**Description of the task:** Return the tail of the records exactly, starting from the line containing "Output a JSON" and ending with the final line.

---------- Input records

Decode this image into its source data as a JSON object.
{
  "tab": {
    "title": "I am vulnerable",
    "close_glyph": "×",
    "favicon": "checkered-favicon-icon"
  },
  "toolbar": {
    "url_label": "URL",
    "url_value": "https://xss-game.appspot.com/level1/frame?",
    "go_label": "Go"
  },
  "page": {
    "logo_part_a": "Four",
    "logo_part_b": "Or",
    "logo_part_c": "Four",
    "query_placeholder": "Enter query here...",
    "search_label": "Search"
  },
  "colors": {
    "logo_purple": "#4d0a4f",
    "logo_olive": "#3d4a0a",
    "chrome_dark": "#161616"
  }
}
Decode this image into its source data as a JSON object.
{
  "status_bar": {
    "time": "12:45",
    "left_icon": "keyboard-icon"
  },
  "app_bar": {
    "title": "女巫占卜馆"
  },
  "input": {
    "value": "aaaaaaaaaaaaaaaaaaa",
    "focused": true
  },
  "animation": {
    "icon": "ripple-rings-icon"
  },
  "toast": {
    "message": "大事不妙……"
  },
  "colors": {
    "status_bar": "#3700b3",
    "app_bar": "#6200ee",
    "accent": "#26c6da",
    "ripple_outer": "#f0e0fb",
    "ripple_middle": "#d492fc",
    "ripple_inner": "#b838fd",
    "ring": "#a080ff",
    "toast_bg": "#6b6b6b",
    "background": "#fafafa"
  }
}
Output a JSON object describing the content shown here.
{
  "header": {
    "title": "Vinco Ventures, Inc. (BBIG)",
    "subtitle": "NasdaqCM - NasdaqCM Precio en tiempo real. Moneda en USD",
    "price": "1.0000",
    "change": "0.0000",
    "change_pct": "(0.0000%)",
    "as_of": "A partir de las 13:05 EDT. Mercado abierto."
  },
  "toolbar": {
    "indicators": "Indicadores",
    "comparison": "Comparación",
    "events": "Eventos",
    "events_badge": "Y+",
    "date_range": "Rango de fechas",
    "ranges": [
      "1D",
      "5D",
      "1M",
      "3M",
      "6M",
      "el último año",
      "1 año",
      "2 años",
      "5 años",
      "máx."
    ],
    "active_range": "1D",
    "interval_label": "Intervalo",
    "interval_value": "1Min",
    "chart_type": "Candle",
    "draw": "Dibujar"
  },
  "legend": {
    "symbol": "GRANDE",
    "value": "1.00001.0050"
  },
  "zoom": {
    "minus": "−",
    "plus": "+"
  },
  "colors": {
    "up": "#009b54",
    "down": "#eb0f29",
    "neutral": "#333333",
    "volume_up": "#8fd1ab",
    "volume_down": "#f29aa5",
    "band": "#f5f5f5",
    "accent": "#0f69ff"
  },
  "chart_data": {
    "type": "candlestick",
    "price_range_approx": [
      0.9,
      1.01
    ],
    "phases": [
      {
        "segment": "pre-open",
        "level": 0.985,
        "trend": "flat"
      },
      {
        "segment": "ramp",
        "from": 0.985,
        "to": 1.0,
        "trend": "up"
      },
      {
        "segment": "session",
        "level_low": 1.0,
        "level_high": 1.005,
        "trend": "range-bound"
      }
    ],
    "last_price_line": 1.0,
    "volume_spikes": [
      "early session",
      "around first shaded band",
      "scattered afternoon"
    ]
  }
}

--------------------

**Answer for the task:**
Output a JSON object describing the content shown here.
{
  "header": {
    "title": "Vinco Ventures, Inc. (BBIG)",
    "subtitle": "NasdaqCM - NasdaqCM Precio en tiempo real. Moneda en USD",
    "price": "1.0000",
    "change": "0.0000",
    "change_pct": "(0.0000%)",
    "as_of": "A partir de las 13:05 EDT. Mercado abierto."
  },
  "toolbar": {
    "indicators": "Indicadores",
    "comparison": "Comparación",
    "events": "Eventos",
    "events_badge": "Y+",
    "date_range": "Rango de fechas",
    "ranges": [
      "1D",
      "5D",
      "1M",
      "3M",
      "6M",
      "el último año",
      "1 año",
      "2 años",
      "5 años",
      "máx."
    ],
    "active_range": "1D",
    "interval_label": "Intervalo",
    "interval_value": "1Min",
    "chart_type": "Candle",
    "draw": "Dibujar"
  },
  "legend": {
    "symbol": "GRANDE",
    "value": "1.00001.0050"
  },
  "zoom": {
    "minus": "−",
    "plus": "+"
  },
  "colors": {
    "up": "#009b54",
    "down": "#eb0f29",
    "neutral": "#333333",
    "volume_up": "#8fd1ab",
    "volume_down": "#f29aa5",
    "band": "#f5f5f5",
    "accent": "#0f69ff"
  },
  "chart_data": {
    "type": "candlestick",
    "price_range_approx": [
      0.9,
      1.01
    ],
    "phases": [
      {
        "segment": "pre-open",
        "level": 0.985,
        "trend": "flat"
      },
      {
        "segment": "ramp",
        "from": 0.985,
        "to": 1.0,
        "trend": "up"
      },
      {
        "segment": "session",
        "level_low": 1.0,
        "level_high": 1.005,
        "trend": "range-bound"
      }
    ],
    "last_price_line": 1.0,
    "volume_spikes": [
      "early session",
      "around first shaded band",
      "scattered afternoon"
    ]
  }
}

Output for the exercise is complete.